I’m so happy to now be back at school as it’s my final year before I move on to secondary school and I don’t want to miss it! I just wanted to finish by thanking all the teachers and staff at King Offa Primary Academy for being so amazing! It really is the best school!
Our lockdown journey, like everyone else’s had its ups and downs! But we worked through it together, as a family.
I have three children 14, 11, and nine, the work for me was challenging but my children impressed me each and every day with their learning. It’s clear the things they have learned at school have stuck in their heads and as a bonus for me, my eldest had already done the work the other two were set!
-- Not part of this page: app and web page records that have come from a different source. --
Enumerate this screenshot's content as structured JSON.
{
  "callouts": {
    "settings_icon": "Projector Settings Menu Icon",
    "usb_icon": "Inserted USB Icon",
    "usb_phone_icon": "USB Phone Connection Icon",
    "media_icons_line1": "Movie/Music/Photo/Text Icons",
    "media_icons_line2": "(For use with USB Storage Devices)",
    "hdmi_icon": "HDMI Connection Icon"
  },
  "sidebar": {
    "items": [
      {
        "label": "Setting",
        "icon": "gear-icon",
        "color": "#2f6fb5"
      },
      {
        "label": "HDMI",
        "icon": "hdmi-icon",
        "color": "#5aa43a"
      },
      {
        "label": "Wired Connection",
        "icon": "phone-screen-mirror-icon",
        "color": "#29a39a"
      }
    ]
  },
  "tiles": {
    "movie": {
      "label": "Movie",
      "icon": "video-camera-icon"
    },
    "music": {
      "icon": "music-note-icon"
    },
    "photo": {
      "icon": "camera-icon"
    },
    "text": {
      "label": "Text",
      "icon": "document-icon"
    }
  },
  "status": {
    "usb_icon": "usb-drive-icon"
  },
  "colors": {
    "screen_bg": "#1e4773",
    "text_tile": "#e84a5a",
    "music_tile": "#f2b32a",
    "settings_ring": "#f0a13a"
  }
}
We tried to keep to a morning routine of getting up, having breakfast and start lessons at 9am. We had a few challenges, such as no-one wanting to wear headphones and having a volume battle of who’s video was the loudest!
However, we worked through it and made compromises. Sometimes the children would ring their friends and complete lessons together. It was lovely to hear them discussing lessons and each other’s views and also just to hear them laughing and chatting with people other than each other.
We ended each week with a milkshake and started the tradition in our house called ‘Milkshake Friday!’ Which was a massive boost and celebration that we’d completed another week; this is something we will definitely be continuing!
Before the first lockdown, Lola had been learning ukulele at King Offa Primary Academy. She really enjoyed this and seemed to be a bit of a natural, so we decided to get her own ukulele. Lola was so excited and spent her afternoons teaching herself new songs on it, one of my favourites is – Say You Won’t Let Go by James Arthur. After a bit of convincing Lola finally let me send a video of her playing and singing to her teachers.
My husband and I cannot fault the teachers at King Offa Primary Academy in any way, they were very efficient and kept us up to date. If I had any queries they were answered pretty much instantly. We never went a week without a keeping in touch phone call, which I feel was lovely for the children to be able to speak to their teachers.
Lola had a lesson on the book Holes and wanted to read the whole book, I asked in one of our keeping in touch calls and they had it out ready for us to collect from the office that afternoon! At the end of each week when I emailed their work in, we always got a response on commenting on the work we’d sent.
I can imagine how hard this has been for the teachers having to adapt to setting home learning alongside teaching the children who are in school. We both feel teachers have not received the right recognition throughout the pandemic, and feel they should be up there at the top with the heroes of the crisis.
From the bottom of our hearts I thank you for everything you have done.